* What you should do: Should any entry hold a picture, omit that picture and copy the rest of the entry exactly.

Component data from apps and pages
==*==
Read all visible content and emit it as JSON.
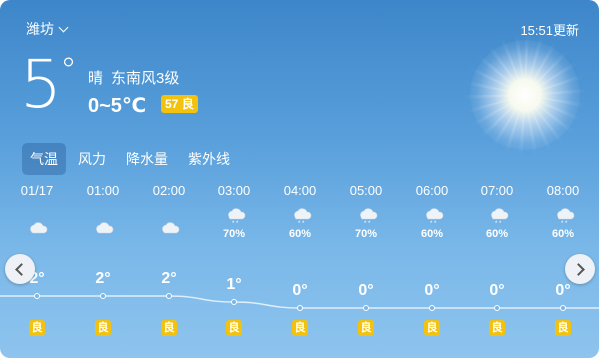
{
  "location": {
    "city": "潍坊"
  },
  "update_time": "15:51更新",
  "current": {
    "temp": "5",
    "degree": "°",
    "condition": "晴",
    "wind": "东南风3级",
    "range": "0~5℃",
    "aqi_value": "57",
    "aqi_label": "良",
    "aqi_color": "#f2c20f"
  },
  "tabs": [
    {
      "label": "气温",
      "active": true
    },
    {
      "label": "风力",
      "active": false
    },
    {
      "label": "降水量",
      "active": false
    },
    {
      "label": "紫外线",
      "active": false
    }
  ],
  "hourly": [
    {
      "time": "01/17",
      "icon": "cloudy-icon",
      "precip": "",
      "temp": "2°",
      "temp_value": 2,
      "aqi": "良"
    },
    {
      "time": "01:00",
      "icon": "cloudy-icon",
      "precip": "",
      "temp": "2°",
      "temp_value": 2,
      "aqi": "良"
    },
    {
      "time": "02:00",
      "icon": "cloudy-icon",
      "precip": "",
      "temp": "2°",
      "temp_value": 2,
      "aqi": "良"
    },
    {
      "time": "03:00",
      "icon": "snow-cloud-icon",
      "precip": "70%",
      "temp": "1°",
      "temp_value": 1,
      "aqi": "良"
    },
    {
      "time": "04:00",
      "icon": "snow-cloud-icon",
      "precip": "60%",
      "temp": "0°",
      "temp_value": 0,
      "aqi": "良"
    },
    {
      "time": "05:00",
      "icon": "snow-cloud-icon",
      "precip": "70%",
      "temp": "0°",
      "temp_value": 0,
      "aqi": "良"
    },
    {
      "time": "06:00",
      "icon": "snow-cloud-icon",
      "precip": "60%",
      "temp": "0°",
      "temp_value": 0,
      "aqi": "良"
    },
    {
      "time": "07:00",
      "icon": "snow-cloud-icon",
      "precip": "60%",
      "temp": "0°",
      "temp_value": 0,
      "aqi": "良"
    },
    {
      "time": "08:00",
      "icon": "snow-cloud-icon",
      "precip": "60%",
      "temp": "0°",
      "temp_value": 0,
      "aqi": "良"
    }
  ],
  "colors": {
    "accent_aqi": "#f2c20f",
    "sky_top": "#3d86c9",
    "sky_bottom": "#8ec4ee"
  }
}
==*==
* Result of this task:
Read all visible content and emit it as JSON.
{
  "location": {
    "city": "潍坊"
  },
  "update_time": "15:51更新",
  "current": {
    "temp": "5",
    "degree": "°",
    "condition": "晴",
    "wind": "东南风3级",
    "range": "0~5℃",
    "aqi_value": "57",
    "aqi_label": "良",
    "aqi_color": "#f2c20f"
  },
  "tabs": [
    {
      "label": "气温",
      "active": true
    },
    {
      "label": "风力",
      "active": false
    },
    {
      "label": "降水量",
      "active": false
    },
    {
      "label": "紫外线",
      "active": false
    }
  ],
  "hourly": [
    {
      "time": "01/17",
      "icon": "cloudy-icon",
      "precip": "",
      "temp": "2°",
      "temp_value": 2,
      "aqi": "良"
    },
    {
      "time": "01:00",
      "icon": "cloudy-icon",
      "precip": "",
      "temp": "2°",
      "temp_value": 2,
      "aqi": "良"
    },
    {
      "time": "02:00",
      "icon": "cloudy-icon",
      "precip": "",
      "temp": "2°",
      "temp_value": 2,
      "aqi": "良"
    },
    {
      "time": "03:00",
      "icon": "snow-cloud-icon",
      "precip": "70%",
      "temp": "1°",
      "temp_value": 1,
      "aqi": "良"
    },
    {
      "time": "04:00",
      "icon": "snow-cloud-icon",
      "precip": "60%",
      "temp": "0°",
      "temp_value": 0,
      "aqi": "良"
    },
    {
      "time": "05:00",
      "icon": "snow-cloud-icon",
      "precip": "70%",
      "temp": "0°",
      "temp_value": 0,
      "aqi": "良"
    },
    {
      "time": "06:00",
      "icon": "snow-cloud-icon",
      "precip": "60%",
      "temp": "0°",
      "temp_value": 0,
      "aqi": "良"
    },
    {
      "time": "07:00",
      "icon": "snow-cloud-icon",
      "precip": "60%",
      "temp": "0°",
      "temp_value": 0,
      "aqi": "良"
    },
    {
      "time": "08:00",
      "icon": "snow-cloud-icon",
      "precip": "60%",
      "temp": "0°",
      "temp_value": 0,
      "aqi": "良"
    }
  ],
  "colors": {
    "accent_aqi": "#f2c20f",
    "sky_top": "#3d86c9",
    "sky_bottom": "#8ec4ee"
  }
}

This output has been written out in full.